In the News: steering a neighbourhood plan to referendum

Written by: Jez Abbott
Published on: 23 Jul 2014

Winslow, BucksA housebuilder this week failed in its legal bid to block a neighbourhood plan referendum taking place in the Buckinghamshire town of Winslow.

Gladman Developments was refused permission by the High Court for an injunction to prevent a vote on the town's neighbourhood plan.

The plan allocates five sites for 455 new homes up to 2031, more than five hectares of employment land and educational and community facilities.

Gladman is involved in two outstanding planning appeals on land included in the Winslow neighbourhood plan area but outside the sites allocated in the document.

The firm is also seeking permission for a judicial review to overturn Aylesbury Vale District Council’s decision to allow the plan to proceed to referendum.

Neil Homer is planning director of economic development consultancy rCOH, which helped draw up the neighbourhood plan. 

Q What has been your personal involvement in this?

A I had two main roles: first was to author most of the documentation – the plan, basic conditions' statement and the SEA report.
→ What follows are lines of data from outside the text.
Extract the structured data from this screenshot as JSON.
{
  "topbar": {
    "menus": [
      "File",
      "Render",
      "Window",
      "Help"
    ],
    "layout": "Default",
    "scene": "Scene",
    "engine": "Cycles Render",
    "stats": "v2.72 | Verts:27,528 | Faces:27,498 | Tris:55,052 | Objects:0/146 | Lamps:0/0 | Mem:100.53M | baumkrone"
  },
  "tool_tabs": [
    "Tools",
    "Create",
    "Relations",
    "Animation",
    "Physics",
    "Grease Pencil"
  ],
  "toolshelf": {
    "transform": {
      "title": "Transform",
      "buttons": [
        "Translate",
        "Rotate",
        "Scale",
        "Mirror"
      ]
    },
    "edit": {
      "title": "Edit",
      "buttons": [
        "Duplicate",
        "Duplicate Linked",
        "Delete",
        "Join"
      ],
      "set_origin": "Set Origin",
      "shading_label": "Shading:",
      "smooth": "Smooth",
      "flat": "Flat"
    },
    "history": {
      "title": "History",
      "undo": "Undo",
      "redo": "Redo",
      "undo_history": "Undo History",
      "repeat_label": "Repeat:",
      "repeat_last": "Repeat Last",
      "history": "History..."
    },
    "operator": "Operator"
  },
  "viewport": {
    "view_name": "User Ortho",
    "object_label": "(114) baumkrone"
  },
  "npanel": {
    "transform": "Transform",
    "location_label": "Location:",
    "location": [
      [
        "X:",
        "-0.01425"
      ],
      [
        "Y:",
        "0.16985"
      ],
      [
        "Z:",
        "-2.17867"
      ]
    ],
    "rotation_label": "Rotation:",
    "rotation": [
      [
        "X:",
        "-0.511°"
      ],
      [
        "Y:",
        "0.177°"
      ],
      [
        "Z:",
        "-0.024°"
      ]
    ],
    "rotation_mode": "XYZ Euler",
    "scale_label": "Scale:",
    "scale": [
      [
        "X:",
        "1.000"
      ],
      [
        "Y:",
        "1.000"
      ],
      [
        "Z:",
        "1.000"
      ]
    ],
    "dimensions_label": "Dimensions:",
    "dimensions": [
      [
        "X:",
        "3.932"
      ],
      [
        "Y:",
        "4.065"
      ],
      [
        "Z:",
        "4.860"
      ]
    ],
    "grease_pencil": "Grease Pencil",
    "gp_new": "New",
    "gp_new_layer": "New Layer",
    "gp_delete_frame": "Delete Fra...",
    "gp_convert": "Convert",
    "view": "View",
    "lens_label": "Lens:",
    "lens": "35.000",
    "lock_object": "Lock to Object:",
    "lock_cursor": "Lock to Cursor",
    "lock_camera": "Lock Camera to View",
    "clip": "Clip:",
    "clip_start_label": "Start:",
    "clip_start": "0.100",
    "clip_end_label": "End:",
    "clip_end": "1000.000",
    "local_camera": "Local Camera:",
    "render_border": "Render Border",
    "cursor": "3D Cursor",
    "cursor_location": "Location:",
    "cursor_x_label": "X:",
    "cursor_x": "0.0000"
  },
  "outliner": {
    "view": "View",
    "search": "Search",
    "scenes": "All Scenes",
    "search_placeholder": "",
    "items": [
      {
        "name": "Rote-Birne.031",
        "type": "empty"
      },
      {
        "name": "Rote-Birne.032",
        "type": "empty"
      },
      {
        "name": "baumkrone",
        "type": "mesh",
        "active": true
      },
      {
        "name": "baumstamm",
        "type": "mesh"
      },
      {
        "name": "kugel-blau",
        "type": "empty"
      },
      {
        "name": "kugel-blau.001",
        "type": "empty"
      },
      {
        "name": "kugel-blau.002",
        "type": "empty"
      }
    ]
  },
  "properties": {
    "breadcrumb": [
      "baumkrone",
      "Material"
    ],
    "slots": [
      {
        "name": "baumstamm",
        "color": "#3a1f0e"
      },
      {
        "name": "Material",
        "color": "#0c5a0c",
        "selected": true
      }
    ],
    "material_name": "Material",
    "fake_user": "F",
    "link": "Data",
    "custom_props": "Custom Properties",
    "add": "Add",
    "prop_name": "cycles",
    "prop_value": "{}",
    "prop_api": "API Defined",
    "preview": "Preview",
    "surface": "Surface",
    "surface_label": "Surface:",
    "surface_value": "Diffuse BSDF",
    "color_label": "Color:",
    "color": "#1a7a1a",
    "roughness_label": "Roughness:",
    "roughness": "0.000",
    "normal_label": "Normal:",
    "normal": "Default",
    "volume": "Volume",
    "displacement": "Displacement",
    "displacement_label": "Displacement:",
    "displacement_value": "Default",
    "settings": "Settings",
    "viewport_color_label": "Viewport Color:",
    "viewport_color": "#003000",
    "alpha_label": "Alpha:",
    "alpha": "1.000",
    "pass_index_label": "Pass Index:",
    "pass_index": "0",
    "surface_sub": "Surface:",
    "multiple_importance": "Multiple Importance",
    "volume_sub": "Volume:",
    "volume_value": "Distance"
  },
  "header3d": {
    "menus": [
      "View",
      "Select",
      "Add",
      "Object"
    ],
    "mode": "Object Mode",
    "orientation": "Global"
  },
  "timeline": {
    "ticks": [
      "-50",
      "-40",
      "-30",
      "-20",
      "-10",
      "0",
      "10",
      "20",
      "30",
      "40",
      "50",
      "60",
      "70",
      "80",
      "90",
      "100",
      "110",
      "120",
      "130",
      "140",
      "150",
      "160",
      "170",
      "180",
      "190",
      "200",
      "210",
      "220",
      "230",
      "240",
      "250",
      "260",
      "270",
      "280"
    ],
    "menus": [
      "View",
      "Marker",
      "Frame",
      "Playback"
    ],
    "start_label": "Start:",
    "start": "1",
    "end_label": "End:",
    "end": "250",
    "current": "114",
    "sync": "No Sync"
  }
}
This involved translating lay-person speak into planning speak. The second was to advise the town council on what they could do with the plan and what they couldn't.

Q What have been the most important bits of work that you have had to do on this?

A There's no up-to-date local plan so one of the most important aspects was positioning the neighbourhood plan to be seen to be positive about development but also acceptable to the local community. It requires striking a balance between often competing objectives and goes to the heart of good old fashioned town and country planning.

Q What have been the biggest challenges that this has presented to you, and how did you deal with them? 

A The biggest challenge was gaining a common understanding between local communities and planning authorities of the implications of having to win a referendum. This shapes the entire process and makes them very different to local plans. We tried to overcome this by encouraging the client to understand what their local communities were saying about site preferences, for example, and by reminding the planning authority to be proportionate in evidence gathering and reporting.